The Making of documentary is actually longer than the film itself! If you’re a fan of this film, then the level of making of coverage here will make you giddy. The documentary is broken into five featurettes that focus on everything from the inception of the film, the casting, the special effects, and even all of the changes made to the film before it was finally released to theaters. Anderson’s discussion of those changes really got me interested in seeing a director’s cut of the film. Maybe that’ll happen one of these days. The featurettes are stiffly cut together without much flow but the information they share deepens the experience of viewing the film so they get the job done.
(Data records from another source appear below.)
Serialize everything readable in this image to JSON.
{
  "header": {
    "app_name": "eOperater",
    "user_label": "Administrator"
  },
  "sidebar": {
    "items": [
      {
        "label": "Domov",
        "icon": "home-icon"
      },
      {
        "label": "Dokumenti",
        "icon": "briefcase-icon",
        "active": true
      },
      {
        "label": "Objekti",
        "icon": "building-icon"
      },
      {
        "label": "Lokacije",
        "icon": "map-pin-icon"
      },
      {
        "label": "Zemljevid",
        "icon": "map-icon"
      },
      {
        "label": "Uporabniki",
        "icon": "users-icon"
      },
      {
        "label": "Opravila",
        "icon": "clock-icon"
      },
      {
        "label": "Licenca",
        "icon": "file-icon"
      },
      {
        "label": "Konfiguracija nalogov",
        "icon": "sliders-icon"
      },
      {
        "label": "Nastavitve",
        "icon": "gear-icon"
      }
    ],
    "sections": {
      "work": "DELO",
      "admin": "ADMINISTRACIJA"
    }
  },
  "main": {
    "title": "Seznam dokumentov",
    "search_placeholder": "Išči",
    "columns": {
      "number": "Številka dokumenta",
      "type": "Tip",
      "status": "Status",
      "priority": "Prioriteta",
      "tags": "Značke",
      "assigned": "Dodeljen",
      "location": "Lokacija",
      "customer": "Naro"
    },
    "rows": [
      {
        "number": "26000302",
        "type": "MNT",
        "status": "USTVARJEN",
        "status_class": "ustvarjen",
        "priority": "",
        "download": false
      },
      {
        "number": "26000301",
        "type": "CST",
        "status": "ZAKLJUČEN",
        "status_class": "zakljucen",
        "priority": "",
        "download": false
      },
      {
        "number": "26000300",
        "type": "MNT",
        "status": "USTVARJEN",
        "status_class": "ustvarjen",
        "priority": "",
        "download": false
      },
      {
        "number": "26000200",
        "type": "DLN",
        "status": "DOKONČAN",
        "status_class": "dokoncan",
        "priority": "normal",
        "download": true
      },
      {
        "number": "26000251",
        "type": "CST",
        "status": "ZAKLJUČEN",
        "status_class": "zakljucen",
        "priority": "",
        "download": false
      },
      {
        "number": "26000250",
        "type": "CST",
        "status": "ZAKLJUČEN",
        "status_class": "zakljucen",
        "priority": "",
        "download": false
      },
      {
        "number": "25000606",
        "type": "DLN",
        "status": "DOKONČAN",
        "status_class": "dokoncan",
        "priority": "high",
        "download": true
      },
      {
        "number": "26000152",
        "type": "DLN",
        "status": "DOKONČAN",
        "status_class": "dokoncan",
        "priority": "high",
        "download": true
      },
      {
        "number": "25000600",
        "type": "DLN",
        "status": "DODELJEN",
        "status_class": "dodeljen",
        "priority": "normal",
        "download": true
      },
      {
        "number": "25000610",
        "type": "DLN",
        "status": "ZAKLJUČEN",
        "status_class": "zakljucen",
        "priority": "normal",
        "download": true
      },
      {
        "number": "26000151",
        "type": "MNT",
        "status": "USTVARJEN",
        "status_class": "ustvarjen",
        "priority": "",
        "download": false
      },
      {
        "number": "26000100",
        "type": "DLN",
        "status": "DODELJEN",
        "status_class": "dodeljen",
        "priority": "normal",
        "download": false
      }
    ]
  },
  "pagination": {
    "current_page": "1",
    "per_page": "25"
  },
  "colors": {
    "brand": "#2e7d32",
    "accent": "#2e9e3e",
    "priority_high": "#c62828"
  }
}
The Point of No Return: The Filming of Event Horizon is a brief four part featurette with Anderson discussing the filming of some specific scenes. There are also some deleted and extended scenes and even some storyboard collections that represent scenes that never got filmed, all with director’s commentary. Finally, there’s one theatrical trailer.
The selection of bonus features here is impressive and after watching them you may find your self more willing to appreciate the film than ever before. There was a lot of passion for this project from its creators and it’s apparent in this supplemental material. All of the supplements are in standard definition video. Also, where’s the new blu-ray exclusive stuff?
Event Horizon is derivative, and the special effects look more dated than before due to the clarity of the blu-ray, but this film does have more entertainment to offer than you might expect. Some of the effects, even with the added fidelity of the hi def format, still look great, the set pieces are interesting and they do a great job of making the Event Horizon feel like more than just a ship, the acting is solid even with some clunker dialogue here and there, and the scares work for the most part. This may be Paul W.S. Anderson’s best film, for better or worse. If you see Red Planet coming on TNT, watch it and you’ll be thankful for Event Horizon.
The Movie 6/10
The Video 8/10
The Audio 7.5/10
The Packaging and Bonus Features 8/10
Overall (Not an Average) 8/10